TASK PROMPT:
Could you retype all of the records exactly, leaving out every picture?

SUPPLIED RECORDS:
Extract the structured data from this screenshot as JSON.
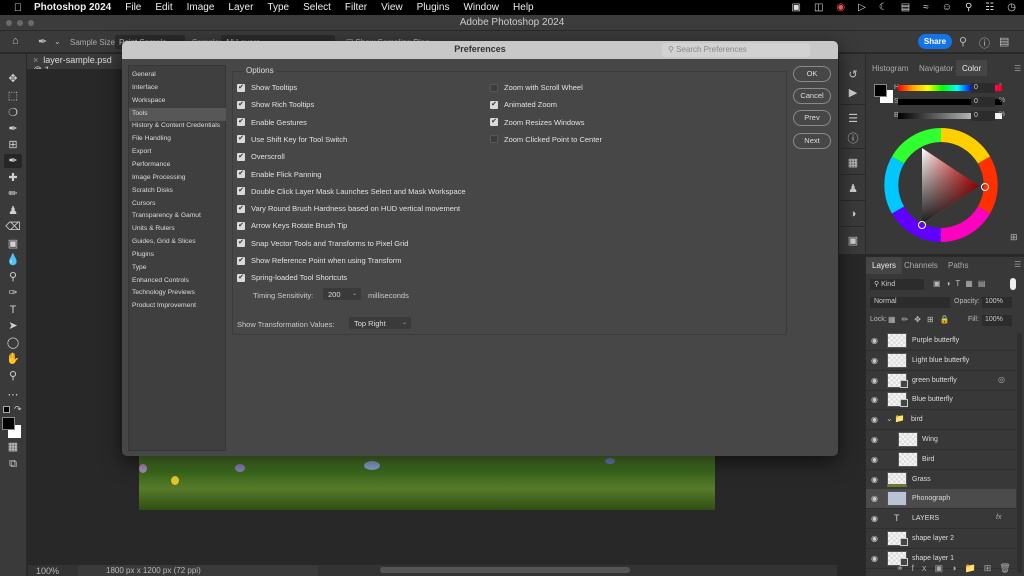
{
  "menubar": {
    "apple_icon": "",
    "app_name": "Photoshop 2024",
    "items": [
      "File",
      "Edit",
      "Image",
      "Layer",
      "Type",
      "Select",
      "Filter",
      "View",
      "Plugins",
      "Window",
      "Help"
    ],
    "tray_icons": [
      "screen-record-icon",
      "screen-mirror-icon",
      "cast-icon",
      "play-icon",
      "moon-icon",
      "display-icon",
      "wifi-icon",
      "user-icon",
      "search-icon",
      "control-center-icon",
      "clock-icon"
    ]
  },
  "window": {
    "title": "Adobe Photoshop 2024"
  },
  "optionsbar": {
    "sample_size_label": "Sample Size:",
    "sample_size_value": "Point Sample",
    "sample_label": "Sample:",
    "sample_value": "All Layers",
    "show_ring_label": "Show Sampling Ring",
    "share_label": "Share"
  },
  "document": {
    "tab_label": "layer-sample.psd @ 1",
    "zoom": "100%",
    "dimensions": "1800 px x 1200 px (72 ppi)"
  },
  "preferences": {
    "title": "Preferences",
    "search_placeholder": "Search Preferences",
    "categories": [
      {
        "label": "General",
        "selected": false
      },
      {
        "label": "Interface",
        "selected": false
      },
      {
        "label": "Workspace",
        "selected": false
      },
      {
        "label": "Tools",
        "selected": true
      },
      {
        "label": "History & Content Credentials",
        "selected": false
      },
      {
        "label": "File Handling",
        "selected": false
      },
      {
        "label": "Export",
        "selected": false
      },
      {
        "label": "Performance",
        "selected": false
      },
      {
        "label": "Image Processing",
        "selected": false
      },
      {
        "label": "Scratch Disks",
        "selected": false
      },
      {
        "label": "Cursors",
        "selected": false
      },
      {
        "label": "Transparency & Gamut",
        "selected": false
      },
      {
        "label": "Units & Rulers",
        "selected": false
      },
      {
        "label": "Guides, Grid & Slices",
        "selected": false
      },
      {
        "label": "Plugins",
        "selected": false
      },
      {
        "label": "Type",
        "selected": false
      },
      {
        "label": "Enhanced Controls",
        "selected": false
      },
      {
        "label": "Technology Previews",
        "selected": false
      },
      {
        "label": "Product Improvement",
        "selected": false
      }
    ],
    "options_group_label": "Options",
    "left_options": [
      {
        "label": "Show Tooltips",
        "checked": true
      },
      {
        "label": "Show Rich Tooltips",
        "checked": true
      },
      {
        "label": "Enable Gestures",
        "checked": true
      },
      {
        "label": "Use Shift Key for Tool Switch",
        "checked": true
      },
      {
        "label": "Overscroll",
        "checked": true
      },
      {
        "label": "Enable Flick Panning",
        "checked": true
      },
      {
        "label": "Double Click Layer Mask Launches Select and Mask Workspace",
        "checked": true
      },
      {
        "label": "Vary Round Brush Hardness based on HUD vertical movement",
        "checked": true
      },
      {
        "label": "Arrow Keys Rotate Brush Tip",
        "checked": true
      },
      {
        "label": "Snap Vector Tools and Transforms to Pixel Grid",
        "checked": true
      },
      {
        "label": "Show Reference Point when using Transform",
        "checked": true
      },
      {
        "label": "Spring-loaded Tool Shortcuts",
        "checked": true
      }
    ],
    "right_options": [
      {
        "label": "Zoom with Scroll Wheel",
        "checked": false
      },
      {
        "label": "Animated Zoom",
        "checked": true
      },
      {
        "label": "Zoom Resizes Windows",
        "checked": true
      },
      {
        "label": "Zoom Clicked Point to Center",
        "checked": false
      }
    ],
    "timing_label": "Timing Sensitivity:",
    "timing_value": "200",
    "timing_unit": "milliseconds",
    "transform_values_label": "Show Transformation Values:",
    "transform_values_value": "Top Right",
    "buttons": {
      "ok": "OK",
      "cancel": "Cancel",
      "prev": "Prev",
      "next": "Next"
    }
  },
  "color_panel": {
    "tabs": [
      "Histogram",
      "Navigator",
      "Color"
    ],
    "active_tab": "Color",
    "h_label": "H",
    "h_value": "0",
    "h_unit": "°",
    "s_label": "S",
    "s_value": "0",
    "s_unit": "%",
    "b_label": "B",
    "b_value": "0",
    "b_unit": "%",
    "foreground": "#000000",
    "background": "#ffffff"
  },
  "layers_panel": {
    "tabs": [
      "Layers",
      "Channels",
      "Paths"
    ],
    "active_tab": "Layers",
    "filter_label": "Kind",
    "blend_mode": "Normal",
    "opacity_label": "Opacity:",
    "opacity_value": "100%",
    "lock_label": "Lock:",
    "fill_label": "Fill:",
    "fill_value": "100%",
    "layers": [
      {
        "name": "Purple butterfly",
        "type": "pixel",
        "indent": false,
        "selected": false
      },
      {
        "name": "Light blue butterfly",
        "type": "pixel",
        "indent": false,
        "selected": false
      },
      {
        "name": "green butterfly",
        "type": "smart",
        "indent": false,
        "selected": false
      },
      {
        "name": "Blue butterfly",
        "type": "smart",
        "indent": false,
        "selected": false
      },
      {
        "name": "bird",
        "type": "group",
        "indent": false,
        "selected": false
      },
      {
        "name": "Wing",
        "type": "pixel",
        "indent": true,
        "selected": false
      },
      {
        "name": "Bird",
        "type": "pixel",
        "indent": true,
        "selected": false
      },
      {
        "name": "Grass",
        "type": "pixel",
        "indent": false,
        "selected": false
      },
      {
        "name": "Phonograph",
        "type": "pixel",
        "indent": false,
        "selected": true
      },
      {
        "name": "LAYERS",
        "type": "text",
        "indent": false,
        "selected": false
      },
      {
        "name": "shape layer 2",
        "type": "shape",
        "indent": false,
        "selected": false
      },
      {
        "name": "shape layer 1",
        "type": "shape",
        "indent": false,
        "selected": false
      }
    ]
  }
}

ANSWER SPACE:
Extract the structured data from this screenshot as JSON.
{
  "menubar": {
    "apple_icon": "",
    "app_name": "Photoshop 2024",
    "items": [
      "File",
      "Edit",
      "Image",
      "Layer",
      "Type",
      "Select",
      "Filter",
      "View",
      "Plugins",
      "Window",
      "Help"
    ],
    "tray_icons": [
      "screen-record-icon",
      "screen-mirror-icon",
      "cast-icon",
      "play-icon",
      "moon-icon",
      "display-icon",
      "wifi-icon",
      "user-icon",
      "search-icon",
      "control-center-icon",
      "clock-icon"
    ]
  },
  "window": {
    "title": "Adobe Photoshop 2024"
  },
  "optionsbar": {
    "sample_size_label": "Sample Size:",
    "sample_size_value": "Point Sample",
    "sample_label": "Sample:",
    "sample_value": "All Layers",
    "show_ring_label": "Show Sampling Ring",
    "share_label": "Share"
  },
  "document": {
    "tab_label": "layer-sample.psd @ 1",
    "zoom": "100%",
    "dimensions": "1800 px x 1200 px (72 ppi)"
  },
  "preferences": {
    "title": "Preferences",
    "search_placeholder": "Search Preferences",
    "categories": [
      {
        "label": "General",
        "selected": false
      },
      {
        "label": "Interface",
        "selected": false
      },
      {
        "label": "Workspace",
        "selected": false
      },
      {
        "label": "Tools",
        "selected": true
      },
      {
        "label": "History & Content Credentials",
        "selected": false
      },
      {
        "label": "File Handling",
        "selected": false
      },
      {
        "label": "Export",
        "selected": false
      },
      {
        "label": "Performance",
        "selected": false
      },
      {
        "label": "Image Processing",
        "selected": false
      },
      {
        "label": "Scratch Disks",
        "selected": false
      },
      {
        "label": "Cursors",
        "selected": false
      },
      {
        "label": "Transparency & Gamut",
        "selected": false
      },
      {
        "label": "Units & Rulers",
        "selected": false
      },
      {
        "label": "Guides, Grid & Slices",
        "selected": false
      },
      {
        "label": "Plugins",
        "selected": false
      },
      {
        "label": "Type",
        "selected": false
      },
      {
        "label": "Enhanced Controls",
        "selected": false
      },
      {
        "label": "Technology Previews",
        "selected": false
      },
      {
        "label": "Product Improvement",
        "selected": false
      }
    ],
    "options_group_label": "Options",
    "left_options": [
      {
        "label": "Show Tooltips",
        "checked": true
      },
      {
        "label": "Show Rich Tooltips",
        "checked": true
      },
      {
        "label": "Enable Gestures",
        "checked": true
      },
      {
        "label": "Use Shift Key for Tool Switch",
        "checked": true
      },
      {
        "label": "Overscroll",
        "checked": true
      },
      {
        "label": "Enable Flick Panning",
        "checked": true
      },
      {
        "label": "Double Click Layer Mask Launches Select and Mask Workspace",
        "checked": true
      },
      {
        "label": "Vary Round Brush Hardness based on HUD vertical movement",
        "checked": true
      },
      {
        "label": "Arrow Keys Rotate Brush Tip",
        "checked": true
      },
      {
        "label": "Snap Vector Tools and Transforms to Pixel Grid",
        "checked": true
      },
      {
        "label": "Show Reference Point when using Transform",
        "checked": true
      },
      {
        "label": "Spring-loaded Tool Shortcuts",
        "checked": true
      }
    ],
    "right_options": [
      {
        "label": "Zoom with Scroll Wheel",
        "checked": false
      },
      {
        "label": "Animated Zoom",
        "checked": true
      },
      {
        "label": "Zoom Resizes Windows",
        "checked": true
      },
      {
        "label": "Zoom Clicked Point to Center",
        "checked": false
      }
    ],
    "timing_label": "Timing Sensitivity:",
    "timing_value": "200",
    "timing_unit": "milliseconds",
    "transform_values_label": "Show Transformation Values:",
    "transform_values_value": "Top Right",
    "buttons": {
      "ok": "OK",
      "cancel": "Cancel",
      "prev": "Prev",
      "next": "Next"
    }
  },
  "color_panel": {
    "tabs": [
      "Histogram",
      "Navigator",
      "Color"
    ],
    "active_tab": "Color",
    "h_label": "H",
    "h_value": "0",
    "h_unit": "°",
    "s_label": "S",
    "s_value": "0",
    "s_unit": "%",
    "b_label": "B",
    "b_value": "0",
    "b_unit": "%",
    "foreground": "#000000",
    "background": "#ffffff"
  },
  "layers_panel": {
    "tabs": [
      "Layers",
      "Channels",
      "Paths"
    ],
    "active_tab": "Layers",
    "filter_label": "Kind",
    "blend_mode": "Normal",
    "opacity_label": "Opacity:",
    "opacity_value": "100%",
    "lock_label": "Lock:",
    "fill_label": "Fill:",
    "fill_value": "100%",
    "layers": [
      {
        "name": "Purple butterfly",
        "type": "pixel",
        "indent": false,
        "selected": false
      },
      {
        "name": "Light blue butterfly",
        "type": "pixel",
        "indent": false,
        "selected": false
      },
      {
        "name": "green butterfly",
        "type": "smart",
        "indent": false,
        "selected": false
      },
      {
        "name": "Blue butterfly",
        "type": "smart",
        "indent": false,
        "selected": false
      },
      {
        "name": "bird",
        "type": "group",
        "indent": false,
        "selected": false
      },
      {
        "name": "Wing",
        "type": "pixel",
        "indent": true,
        "selected": false
      },
      {
        "name": "Bird",
        "type": "pixel",
        "indent": true,
        "selected": false
      },
      {
        "name": "Grass",
        "type": "pixel",
        "indent": false,
        "selected": false
      },
      {
        "name": "Phonograph",
        "type": "pixel",
        "indent": false,
        "selected": true
      },
      {
        "name": "LAYERS",
        "type": "text",
        "indent": false,
        "selected": false
      },
      {
        "name": "shape layer 2",
        "type": "shape",
        "indent": false,
        "selected": false
      },
      {
        "name": "shape layer 1",
        "type": "shape",
        "indent": false,
        "selected": false
      }
    ]
  }
}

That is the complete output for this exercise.